More than 40 years after the last waltz, Martin Scorsese revisits the band’s history with the new documentary Once Was Brothers. The highly acclaimed film director, along with Ron Howard and Brian Glazer, is the executive producer of the film. Prior to tomorrow’s February 21 film debut, Magnolia Pictures and Magnet Release shared an exclusive preview today.
Martin Scorsese’s 1978 film The Last Waltz is based on the band’s 1976 “Goodbye” concert at the Winterland Ballroom in San Francisco, and in my opinion, two of the previously made, It is one of the best rock and roll movies of the three.
I’ve seen it countless times, but every time the movie is blurred by the vividness and beauty of the touch that captures the experience of live music and lives music production.
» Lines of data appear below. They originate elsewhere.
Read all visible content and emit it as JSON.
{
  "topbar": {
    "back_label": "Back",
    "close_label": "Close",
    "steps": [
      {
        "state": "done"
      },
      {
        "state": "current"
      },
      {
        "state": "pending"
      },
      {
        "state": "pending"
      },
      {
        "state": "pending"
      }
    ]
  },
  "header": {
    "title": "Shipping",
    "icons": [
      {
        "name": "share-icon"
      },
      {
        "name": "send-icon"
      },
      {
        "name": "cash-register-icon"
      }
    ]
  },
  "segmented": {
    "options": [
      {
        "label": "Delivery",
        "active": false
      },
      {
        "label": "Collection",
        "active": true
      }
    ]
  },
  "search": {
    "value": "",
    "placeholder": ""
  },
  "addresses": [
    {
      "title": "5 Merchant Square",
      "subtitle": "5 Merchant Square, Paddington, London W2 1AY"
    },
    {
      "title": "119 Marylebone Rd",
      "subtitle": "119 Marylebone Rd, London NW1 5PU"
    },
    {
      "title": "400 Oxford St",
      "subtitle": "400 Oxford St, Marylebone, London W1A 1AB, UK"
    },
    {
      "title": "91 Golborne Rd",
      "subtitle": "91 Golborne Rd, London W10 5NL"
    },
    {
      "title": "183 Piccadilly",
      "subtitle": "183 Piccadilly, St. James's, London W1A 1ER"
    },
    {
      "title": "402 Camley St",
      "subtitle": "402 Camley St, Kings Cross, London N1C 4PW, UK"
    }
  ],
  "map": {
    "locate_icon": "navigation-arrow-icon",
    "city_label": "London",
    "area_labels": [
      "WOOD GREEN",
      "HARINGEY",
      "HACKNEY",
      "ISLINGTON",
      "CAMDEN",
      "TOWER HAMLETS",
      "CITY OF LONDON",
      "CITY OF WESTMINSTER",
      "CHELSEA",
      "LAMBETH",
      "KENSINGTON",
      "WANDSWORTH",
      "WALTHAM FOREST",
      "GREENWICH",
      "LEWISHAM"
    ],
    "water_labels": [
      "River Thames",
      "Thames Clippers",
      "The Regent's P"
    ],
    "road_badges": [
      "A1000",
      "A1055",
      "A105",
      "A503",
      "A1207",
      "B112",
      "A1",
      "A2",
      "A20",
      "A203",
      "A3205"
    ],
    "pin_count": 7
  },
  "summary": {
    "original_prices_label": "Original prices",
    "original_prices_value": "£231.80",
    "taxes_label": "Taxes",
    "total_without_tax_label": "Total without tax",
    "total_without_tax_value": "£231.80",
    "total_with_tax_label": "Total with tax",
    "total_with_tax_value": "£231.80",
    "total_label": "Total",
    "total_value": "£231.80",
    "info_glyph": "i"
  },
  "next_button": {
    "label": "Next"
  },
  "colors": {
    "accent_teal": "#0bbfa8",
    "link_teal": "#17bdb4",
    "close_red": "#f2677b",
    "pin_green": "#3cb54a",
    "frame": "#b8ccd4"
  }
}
The last waltz is very famous that at least in a way that understands that genre as we are generally adjacent to the truth, it is not a great documentary film.
This clip includes guitarist and songwriter Robbie Robertson. At the Winterland Ballroom in San Francisco, known as the last waltz, we talk about what happened to the band after the legendary performance on November 25, 1976. He said We did the last waltz with the idea of keeping it, we’ll take care of ourselves a little and come back together to make music as we’ve never had before. “That was our dream. Everyone forgot to come back.
Once brothers: Robbie Robertson and the band are one of Robertson’s young lives and one of the most perpetuated groups in the history of popular music, a confession of the creation of the band, a careful and occasionally humorous story.
The film is an inspiring story of Robertson’s personal journey, overcoming adversity and finding a sense of camaraderie with four other men who become music brothers and leaving a footprint in music history together. ONCE WERE BROTHERS is a rare archive image, photos, iconic songs, with Robertson’s friends and collaborators such as Martin Scorsese, Bruce Springsteen, Eric Clapton, and Van Morrison. It is a combination of interviews.